Thursday, June 24, 2010

Myths & Legends: June 24-30

June 17-23 - June 24-30 - July 1-7

For more information and links to the actual javascript code, see the Myths & Legends Reference Page.

Jason Seizes the Golden Fleece. To find out more about Jason's question for the Golden Fleece, see this Wikipedia article: link; for information about the image: image source. There's also a post here.


The Death of Niobe's Children. To find out more about the boastful Niobe, see this Wikipedia article: link; for information about the image: image source.


The Trojan Horse. To find out more about the wooden horse built by the Greeks, see this Wikipedia article: link; for information about the image: image source. There's also a post here.


Theseus and Ariadne. To find out more about Ariadne and the hero Theseus, see this Wikipedia article: link; for information about the image: image source.


Ino and Melicertes. To find out more about Ino, also known as Leucothea, see this Wikipedia article: link; for information about the image: image source. There's also a post here.


Echo and Narcissus. To find out more about Echo and her love for Narcissus, see this Wikipedia article: link; for information about the image: image source.


Heracles and the Amazons. To find out more about Heracles and the Amazons, see this Wikipedia article: link; for information about the image: image source. There's also a post here.


1 comment:

Philip Brooks said...

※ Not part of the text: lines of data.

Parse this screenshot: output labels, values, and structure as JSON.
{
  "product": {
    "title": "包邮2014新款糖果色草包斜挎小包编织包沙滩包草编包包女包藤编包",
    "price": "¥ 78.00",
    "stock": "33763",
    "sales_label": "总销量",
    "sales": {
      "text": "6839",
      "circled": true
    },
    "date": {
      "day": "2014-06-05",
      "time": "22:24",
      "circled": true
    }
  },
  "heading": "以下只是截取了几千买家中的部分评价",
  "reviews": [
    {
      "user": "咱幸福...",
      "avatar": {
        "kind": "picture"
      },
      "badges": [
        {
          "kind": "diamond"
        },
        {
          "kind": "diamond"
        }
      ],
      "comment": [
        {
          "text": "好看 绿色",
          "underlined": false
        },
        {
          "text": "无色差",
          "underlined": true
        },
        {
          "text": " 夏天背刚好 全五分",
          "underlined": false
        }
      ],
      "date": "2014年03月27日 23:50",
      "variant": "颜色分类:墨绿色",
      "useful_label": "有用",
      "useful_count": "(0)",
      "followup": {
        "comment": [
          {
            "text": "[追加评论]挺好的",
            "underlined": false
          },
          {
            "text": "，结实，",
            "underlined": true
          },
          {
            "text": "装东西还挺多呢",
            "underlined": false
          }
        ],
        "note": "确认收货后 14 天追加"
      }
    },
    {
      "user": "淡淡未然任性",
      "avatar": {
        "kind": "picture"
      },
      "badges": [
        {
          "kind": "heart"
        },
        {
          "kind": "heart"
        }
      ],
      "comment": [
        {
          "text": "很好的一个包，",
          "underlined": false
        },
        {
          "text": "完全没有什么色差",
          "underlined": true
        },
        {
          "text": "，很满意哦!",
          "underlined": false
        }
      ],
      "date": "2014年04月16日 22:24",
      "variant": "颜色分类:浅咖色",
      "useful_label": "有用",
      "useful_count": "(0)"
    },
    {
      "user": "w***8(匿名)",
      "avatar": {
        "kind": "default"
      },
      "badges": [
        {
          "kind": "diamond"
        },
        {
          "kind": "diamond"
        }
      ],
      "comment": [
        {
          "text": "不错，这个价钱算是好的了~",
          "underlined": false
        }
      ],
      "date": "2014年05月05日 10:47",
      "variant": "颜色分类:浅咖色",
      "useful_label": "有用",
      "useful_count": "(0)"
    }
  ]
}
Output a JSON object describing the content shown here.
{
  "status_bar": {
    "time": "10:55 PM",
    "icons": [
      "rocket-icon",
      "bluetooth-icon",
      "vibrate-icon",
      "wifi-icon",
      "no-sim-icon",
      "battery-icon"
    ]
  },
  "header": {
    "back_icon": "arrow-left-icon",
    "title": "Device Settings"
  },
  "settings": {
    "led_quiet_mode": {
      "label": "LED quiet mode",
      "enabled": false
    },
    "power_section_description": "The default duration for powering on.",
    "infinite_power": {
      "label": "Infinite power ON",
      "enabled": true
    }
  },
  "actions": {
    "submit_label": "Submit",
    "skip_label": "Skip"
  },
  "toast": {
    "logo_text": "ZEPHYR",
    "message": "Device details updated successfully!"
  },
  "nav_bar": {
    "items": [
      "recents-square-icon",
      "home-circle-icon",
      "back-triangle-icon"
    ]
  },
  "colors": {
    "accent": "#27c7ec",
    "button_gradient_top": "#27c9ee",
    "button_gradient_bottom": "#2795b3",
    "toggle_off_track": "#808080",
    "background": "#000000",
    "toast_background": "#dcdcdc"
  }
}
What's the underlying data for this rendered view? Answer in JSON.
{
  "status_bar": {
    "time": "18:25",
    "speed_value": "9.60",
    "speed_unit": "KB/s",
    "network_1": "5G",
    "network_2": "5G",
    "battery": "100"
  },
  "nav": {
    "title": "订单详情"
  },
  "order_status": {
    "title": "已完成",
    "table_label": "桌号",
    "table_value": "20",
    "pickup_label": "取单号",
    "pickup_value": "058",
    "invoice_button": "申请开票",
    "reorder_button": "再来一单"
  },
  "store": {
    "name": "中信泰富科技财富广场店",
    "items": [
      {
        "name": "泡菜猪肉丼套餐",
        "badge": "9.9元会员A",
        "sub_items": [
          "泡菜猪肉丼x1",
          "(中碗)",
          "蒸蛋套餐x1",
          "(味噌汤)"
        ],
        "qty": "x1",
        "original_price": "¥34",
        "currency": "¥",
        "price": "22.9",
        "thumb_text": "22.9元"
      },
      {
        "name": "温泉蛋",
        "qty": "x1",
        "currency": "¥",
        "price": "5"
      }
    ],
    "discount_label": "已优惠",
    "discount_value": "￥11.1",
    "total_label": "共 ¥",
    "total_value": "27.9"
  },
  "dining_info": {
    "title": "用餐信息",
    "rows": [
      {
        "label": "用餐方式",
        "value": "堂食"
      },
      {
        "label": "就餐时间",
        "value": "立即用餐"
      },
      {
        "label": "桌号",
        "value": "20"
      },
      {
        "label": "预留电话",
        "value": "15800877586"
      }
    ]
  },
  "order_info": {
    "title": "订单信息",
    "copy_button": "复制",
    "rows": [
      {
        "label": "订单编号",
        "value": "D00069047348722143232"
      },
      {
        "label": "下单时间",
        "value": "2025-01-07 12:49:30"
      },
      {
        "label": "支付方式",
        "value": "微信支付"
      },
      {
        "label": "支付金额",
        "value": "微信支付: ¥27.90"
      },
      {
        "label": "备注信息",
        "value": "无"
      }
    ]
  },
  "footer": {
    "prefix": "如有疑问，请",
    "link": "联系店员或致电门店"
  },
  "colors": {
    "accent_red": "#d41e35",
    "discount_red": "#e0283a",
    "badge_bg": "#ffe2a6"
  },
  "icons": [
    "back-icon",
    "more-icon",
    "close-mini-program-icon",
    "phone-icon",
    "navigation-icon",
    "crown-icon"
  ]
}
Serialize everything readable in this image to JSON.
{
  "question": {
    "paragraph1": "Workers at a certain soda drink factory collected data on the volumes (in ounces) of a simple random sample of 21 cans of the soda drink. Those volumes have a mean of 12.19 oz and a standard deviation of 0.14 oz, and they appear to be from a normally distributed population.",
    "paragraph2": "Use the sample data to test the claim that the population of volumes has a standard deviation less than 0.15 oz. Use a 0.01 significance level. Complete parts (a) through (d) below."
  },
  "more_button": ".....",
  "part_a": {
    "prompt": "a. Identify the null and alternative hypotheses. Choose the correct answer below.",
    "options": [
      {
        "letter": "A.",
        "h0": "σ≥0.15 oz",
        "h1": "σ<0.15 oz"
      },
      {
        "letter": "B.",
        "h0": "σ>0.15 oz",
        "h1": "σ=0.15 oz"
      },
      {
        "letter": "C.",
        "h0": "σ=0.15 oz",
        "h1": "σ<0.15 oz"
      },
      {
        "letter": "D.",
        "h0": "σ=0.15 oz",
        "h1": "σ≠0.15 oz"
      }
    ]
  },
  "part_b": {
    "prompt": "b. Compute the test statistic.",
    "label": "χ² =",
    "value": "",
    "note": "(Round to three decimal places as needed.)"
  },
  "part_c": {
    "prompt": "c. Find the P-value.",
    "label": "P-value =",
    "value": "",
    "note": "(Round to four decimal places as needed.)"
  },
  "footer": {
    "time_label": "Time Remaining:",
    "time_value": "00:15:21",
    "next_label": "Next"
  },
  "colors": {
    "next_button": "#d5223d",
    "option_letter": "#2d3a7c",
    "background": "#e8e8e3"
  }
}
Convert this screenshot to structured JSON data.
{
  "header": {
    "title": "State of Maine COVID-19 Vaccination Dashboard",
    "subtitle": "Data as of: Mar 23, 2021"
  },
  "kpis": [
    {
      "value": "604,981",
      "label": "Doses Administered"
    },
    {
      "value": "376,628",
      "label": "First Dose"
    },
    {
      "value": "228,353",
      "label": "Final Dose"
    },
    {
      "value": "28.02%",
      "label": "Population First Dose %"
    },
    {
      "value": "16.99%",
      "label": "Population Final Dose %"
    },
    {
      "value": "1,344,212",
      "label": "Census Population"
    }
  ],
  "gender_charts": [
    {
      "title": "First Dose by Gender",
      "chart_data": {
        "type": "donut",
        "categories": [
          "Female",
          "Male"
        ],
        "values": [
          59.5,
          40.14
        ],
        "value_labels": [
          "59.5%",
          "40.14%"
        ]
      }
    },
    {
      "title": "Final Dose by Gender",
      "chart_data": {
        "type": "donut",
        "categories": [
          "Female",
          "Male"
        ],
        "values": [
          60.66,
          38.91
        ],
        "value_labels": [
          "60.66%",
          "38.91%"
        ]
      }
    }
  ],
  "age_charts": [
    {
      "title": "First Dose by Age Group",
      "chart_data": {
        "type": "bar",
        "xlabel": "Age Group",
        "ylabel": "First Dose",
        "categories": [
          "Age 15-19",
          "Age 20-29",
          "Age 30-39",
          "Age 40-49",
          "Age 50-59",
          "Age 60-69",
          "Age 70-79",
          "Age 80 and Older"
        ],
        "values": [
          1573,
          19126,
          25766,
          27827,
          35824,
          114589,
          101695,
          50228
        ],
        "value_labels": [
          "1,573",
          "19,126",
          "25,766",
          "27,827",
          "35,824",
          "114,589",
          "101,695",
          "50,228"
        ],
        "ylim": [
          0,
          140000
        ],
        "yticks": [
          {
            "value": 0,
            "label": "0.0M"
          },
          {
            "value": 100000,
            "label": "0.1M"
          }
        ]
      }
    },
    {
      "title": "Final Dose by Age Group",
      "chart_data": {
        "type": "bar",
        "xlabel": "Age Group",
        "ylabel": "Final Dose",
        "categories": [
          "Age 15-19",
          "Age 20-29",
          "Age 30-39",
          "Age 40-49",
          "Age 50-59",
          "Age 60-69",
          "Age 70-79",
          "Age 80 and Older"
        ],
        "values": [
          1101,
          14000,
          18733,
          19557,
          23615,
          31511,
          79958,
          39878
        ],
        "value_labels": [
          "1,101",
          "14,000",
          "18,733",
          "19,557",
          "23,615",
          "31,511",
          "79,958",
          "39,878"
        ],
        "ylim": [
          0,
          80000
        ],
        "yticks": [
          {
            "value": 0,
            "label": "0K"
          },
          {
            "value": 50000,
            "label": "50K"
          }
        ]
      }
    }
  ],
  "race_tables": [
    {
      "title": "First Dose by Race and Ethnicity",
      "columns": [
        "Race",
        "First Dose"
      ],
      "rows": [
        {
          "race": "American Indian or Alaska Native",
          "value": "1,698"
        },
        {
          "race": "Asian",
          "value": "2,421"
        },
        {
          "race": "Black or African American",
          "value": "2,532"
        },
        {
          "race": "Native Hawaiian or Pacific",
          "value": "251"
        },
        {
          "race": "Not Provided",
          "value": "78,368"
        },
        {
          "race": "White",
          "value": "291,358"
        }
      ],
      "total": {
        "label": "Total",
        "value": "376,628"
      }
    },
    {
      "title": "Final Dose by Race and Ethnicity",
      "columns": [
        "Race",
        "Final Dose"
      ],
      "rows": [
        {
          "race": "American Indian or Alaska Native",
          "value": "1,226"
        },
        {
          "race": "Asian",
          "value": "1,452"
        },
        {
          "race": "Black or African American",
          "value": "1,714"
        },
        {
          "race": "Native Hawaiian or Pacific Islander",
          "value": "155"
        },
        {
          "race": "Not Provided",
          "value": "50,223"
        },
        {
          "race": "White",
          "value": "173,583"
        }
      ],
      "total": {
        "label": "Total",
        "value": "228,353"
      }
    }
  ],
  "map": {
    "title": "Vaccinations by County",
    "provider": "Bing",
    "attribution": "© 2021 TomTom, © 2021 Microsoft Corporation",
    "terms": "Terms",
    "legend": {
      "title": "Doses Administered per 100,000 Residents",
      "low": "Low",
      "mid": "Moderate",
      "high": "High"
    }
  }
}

I'm intrigued by the mysterious abandonment of Ariadne by Theseus on Naxos.
I can't quite quote the source at this moment but I'm aware that a play was written that treated the event as a comedy, dialog spoken in the vernacular, in which the narrator proposes that ( paraphrasing) "" Devotee of Dionysus" is a euphemism for drunkard"".
That is one approach. But since myths are also Jungian archetypes and subject to Freudian interpretation ( possibly as apt in antiquity as today ) I think that it would be an interesting subject for investigation.
No doubt Joseph Campbell would ascribe the event as a symbolic stage in the hero's ( i.e. Your own ) development. In other words her abandonment may symbolize the passage in life when the youth leaves his/her maternal ally and guide. To continue in intimacy after that milestone would require a type of incestuous or dependent relationship that would be counter productive or destructive to healthy growth and maturation. Perhaps there is a similar psychological symbolism in Jason's abandonment of Medea ?
At any rate, I would like to explore this theme and would be grateful for any assistance, and further insights or suggestions.